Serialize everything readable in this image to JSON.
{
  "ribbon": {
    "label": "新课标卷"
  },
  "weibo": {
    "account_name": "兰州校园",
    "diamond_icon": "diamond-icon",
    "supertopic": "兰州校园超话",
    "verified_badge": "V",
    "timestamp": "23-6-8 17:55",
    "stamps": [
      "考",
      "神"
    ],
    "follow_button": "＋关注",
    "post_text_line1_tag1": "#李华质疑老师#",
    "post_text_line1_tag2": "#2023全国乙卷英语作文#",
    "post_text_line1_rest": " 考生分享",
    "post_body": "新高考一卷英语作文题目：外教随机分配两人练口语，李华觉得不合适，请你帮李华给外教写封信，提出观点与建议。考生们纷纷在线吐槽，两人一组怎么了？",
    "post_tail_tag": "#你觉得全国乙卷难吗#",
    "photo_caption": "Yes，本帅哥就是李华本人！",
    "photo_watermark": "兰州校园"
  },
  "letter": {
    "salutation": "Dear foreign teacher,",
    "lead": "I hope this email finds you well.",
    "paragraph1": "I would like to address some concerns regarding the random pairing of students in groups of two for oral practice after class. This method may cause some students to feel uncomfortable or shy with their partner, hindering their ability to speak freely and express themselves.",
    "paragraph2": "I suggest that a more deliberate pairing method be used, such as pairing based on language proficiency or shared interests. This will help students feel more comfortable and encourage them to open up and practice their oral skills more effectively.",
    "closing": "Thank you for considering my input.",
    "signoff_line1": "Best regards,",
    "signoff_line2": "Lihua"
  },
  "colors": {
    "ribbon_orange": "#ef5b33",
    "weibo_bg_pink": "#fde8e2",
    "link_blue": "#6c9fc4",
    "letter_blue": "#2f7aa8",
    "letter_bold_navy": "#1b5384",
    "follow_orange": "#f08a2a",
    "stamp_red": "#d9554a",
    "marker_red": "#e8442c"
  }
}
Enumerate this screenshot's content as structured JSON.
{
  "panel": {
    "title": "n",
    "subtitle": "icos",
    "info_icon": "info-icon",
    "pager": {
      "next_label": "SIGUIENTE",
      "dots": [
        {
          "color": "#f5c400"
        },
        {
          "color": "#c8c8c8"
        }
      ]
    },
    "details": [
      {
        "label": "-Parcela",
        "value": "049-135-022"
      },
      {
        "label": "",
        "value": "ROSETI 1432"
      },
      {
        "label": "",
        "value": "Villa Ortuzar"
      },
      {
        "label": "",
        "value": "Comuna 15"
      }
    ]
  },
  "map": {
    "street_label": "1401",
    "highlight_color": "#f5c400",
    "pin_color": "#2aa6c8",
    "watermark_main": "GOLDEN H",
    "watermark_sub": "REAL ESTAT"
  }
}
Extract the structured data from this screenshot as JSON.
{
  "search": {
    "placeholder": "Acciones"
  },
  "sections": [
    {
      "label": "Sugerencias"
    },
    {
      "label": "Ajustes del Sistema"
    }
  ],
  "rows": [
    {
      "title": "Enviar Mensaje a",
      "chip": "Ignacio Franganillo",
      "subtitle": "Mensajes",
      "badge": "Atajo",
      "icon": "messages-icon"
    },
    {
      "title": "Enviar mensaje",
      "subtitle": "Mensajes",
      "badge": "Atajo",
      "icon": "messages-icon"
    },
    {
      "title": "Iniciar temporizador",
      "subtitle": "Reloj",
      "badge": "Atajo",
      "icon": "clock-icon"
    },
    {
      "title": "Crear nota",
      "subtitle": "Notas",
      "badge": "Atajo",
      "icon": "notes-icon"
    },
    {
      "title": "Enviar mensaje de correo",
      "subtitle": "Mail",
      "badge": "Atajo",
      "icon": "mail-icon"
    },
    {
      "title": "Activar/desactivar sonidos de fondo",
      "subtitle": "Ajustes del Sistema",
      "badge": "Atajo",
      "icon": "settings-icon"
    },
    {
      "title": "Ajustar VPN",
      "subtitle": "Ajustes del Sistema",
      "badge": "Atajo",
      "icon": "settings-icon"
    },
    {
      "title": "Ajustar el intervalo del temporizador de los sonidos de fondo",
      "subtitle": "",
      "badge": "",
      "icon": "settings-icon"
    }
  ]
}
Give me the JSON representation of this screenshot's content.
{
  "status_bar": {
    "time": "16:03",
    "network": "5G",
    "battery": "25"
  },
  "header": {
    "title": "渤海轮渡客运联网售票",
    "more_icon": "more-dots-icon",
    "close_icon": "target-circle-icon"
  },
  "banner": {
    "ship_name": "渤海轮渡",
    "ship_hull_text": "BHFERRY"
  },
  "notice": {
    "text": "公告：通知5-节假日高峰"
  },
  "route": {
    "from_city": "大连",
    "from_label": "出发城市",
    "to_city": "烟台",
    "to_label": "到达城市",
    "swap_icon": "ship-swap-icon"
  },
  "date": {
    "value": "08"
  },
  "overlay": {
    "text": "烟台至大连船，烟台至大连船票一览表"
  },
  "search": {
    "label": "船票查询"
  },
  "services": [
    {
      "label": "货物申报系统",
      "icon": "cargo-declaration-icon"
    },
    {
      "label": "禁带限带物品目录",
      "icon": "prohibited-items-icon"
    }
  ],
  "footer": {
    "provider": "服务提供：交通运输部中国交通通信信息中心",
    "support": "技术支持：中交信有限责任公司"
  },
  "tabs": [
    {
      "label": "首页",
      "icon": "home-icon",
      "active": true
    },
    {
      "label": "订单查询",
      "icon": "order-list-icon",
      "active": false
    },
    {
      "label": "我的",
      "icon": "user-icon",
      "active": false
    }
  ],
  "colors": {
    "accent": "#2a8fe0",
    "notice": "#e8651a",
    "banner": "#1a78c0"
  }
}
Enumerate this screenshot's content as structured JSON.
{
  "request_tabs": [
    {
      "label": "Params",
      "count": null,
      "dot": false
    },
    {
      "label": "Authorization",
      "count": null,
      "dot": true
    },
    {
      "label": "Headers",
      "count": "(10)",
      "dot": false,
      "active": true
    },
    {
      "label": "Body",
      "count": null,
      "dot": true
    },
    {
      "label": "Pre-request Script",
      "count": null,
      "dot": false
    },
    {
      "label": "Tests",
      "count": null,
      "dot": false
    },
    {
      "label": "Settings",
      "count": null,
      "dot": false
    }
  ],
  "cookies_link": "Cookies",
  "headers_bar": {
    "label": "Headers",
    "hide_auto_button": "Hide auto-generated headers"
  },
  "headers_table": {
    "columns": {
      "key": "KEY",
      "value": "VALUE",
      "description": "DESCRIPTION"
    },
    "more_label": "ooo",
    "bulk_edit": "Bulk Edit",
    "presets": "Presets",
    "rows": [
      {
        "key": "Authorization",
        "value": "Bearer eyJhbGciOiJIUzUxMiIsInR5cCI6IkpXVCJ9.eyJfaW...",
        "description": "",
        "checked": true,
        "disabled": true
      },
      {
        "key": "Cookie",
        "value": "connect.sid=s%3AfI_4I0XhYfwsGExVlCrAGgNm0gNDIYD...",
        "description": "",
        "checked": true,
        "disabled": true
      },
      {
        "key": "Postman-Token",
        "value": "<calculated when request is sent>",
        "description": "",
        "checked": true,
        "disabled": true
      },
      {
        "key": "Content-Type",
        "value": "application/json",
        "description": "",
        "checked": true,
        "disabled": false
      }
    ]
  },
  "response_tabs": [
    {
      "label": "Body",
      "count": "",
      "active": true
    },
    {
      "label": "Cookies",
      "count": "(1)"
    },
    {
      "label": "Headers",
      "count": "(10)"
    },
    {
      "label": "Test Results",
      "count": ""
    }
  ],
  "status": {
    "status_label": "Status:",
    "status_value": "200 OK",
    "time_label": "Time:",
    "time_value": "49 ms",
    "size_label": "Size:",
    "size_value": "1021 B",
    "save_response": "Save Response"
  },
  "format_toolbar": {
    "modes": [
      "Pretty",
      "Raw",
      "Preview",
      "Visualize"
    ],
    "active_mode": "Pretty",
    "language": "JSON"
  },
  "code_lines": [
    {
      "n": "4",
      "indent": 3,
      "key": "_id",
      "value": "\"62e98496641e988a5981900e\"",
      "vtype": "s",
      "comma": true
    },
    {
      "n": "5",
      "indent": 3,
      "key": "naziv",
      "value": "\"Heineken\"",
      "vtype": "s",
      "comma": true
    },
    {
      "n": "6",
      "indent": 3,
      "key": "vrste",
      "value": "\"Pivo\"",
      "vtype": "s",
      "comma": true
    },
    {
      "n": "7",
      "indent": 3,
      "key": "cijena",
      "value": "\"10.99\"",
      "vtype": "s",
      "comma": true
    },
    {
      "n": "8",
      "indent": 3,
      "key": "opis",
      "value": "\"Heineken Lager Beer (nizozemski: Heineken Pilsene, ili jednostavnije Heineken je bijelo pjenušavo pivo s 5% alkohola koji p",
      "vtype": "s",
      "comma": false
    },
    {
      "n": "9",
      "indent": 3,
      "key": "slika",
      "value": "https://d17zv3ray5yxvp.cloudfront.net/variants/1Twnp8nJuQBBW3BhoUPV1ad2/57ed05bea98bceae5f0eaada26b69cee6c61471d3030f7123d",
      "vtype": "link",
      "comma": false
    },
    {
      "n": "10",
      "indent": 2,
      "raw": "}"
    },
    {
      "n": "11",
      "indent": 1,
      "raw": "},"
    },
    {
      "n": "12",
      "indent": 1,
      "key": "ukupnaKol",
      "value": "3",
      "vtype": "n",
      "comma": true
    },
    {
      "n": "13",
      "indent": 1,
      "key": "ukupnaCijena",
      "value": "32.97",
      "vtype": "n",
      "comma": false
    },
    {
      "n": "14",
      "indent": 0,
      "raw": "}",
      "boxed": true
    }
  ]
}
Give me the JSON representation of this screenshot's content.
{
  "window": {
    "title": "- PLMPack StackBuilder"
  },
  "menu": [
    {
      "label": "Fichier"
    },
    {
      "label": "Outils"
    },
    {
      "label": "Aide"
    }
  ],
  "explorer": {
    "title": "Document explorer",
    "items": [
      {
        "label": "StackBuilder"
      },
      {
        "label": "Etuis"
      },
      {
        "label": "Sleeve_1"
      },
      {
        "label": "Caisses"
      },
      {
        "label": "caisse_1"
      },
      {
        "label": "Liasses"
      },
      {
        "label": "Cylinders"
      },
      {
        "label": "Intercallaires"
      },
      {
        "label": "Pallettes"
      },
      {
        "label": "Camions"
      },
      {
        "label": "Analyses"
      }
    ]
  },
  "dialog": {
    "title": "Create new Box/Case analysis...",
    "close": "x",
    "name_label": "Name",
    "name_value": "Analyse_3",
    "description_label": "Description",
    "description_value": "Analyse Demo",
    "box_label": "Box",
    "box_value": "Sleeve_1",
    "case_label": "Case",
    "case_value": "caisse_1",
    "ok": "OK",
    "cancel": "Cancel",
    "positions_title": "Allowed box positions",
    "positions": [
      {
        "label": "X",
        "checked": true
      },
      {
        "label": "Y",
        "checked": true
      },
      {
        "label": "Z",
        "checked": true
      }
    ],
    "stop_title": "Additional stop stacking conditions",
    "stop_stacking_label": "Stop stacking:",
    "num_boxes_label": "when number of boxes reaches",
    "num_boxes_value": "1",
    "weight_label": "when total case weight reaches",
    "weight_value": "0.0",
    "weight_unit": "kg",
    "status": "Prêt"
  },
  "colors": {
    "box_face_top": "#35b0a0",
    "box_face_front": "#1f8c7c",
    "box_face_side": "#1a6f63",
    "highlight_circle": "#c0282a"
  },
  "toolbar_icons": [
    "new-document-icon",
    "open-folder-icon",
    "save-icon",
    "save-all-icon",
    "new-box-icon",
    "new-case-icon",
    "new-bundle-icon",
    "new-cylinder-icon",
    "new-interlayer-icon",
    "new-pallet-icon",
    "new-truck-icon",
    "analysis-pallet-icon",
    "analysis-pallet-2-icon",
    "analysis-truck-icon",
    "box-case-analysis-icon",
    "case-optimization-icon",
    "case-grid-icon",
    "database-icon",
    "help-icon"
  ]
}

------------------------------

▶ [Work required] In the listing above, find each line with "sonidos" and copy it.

▶ [Result of this exercise]
      "title": "Activar/desactivar sonidos de fondo",
      "title": "Ajustar el intervalo del temporizador de los sonidos de fondo",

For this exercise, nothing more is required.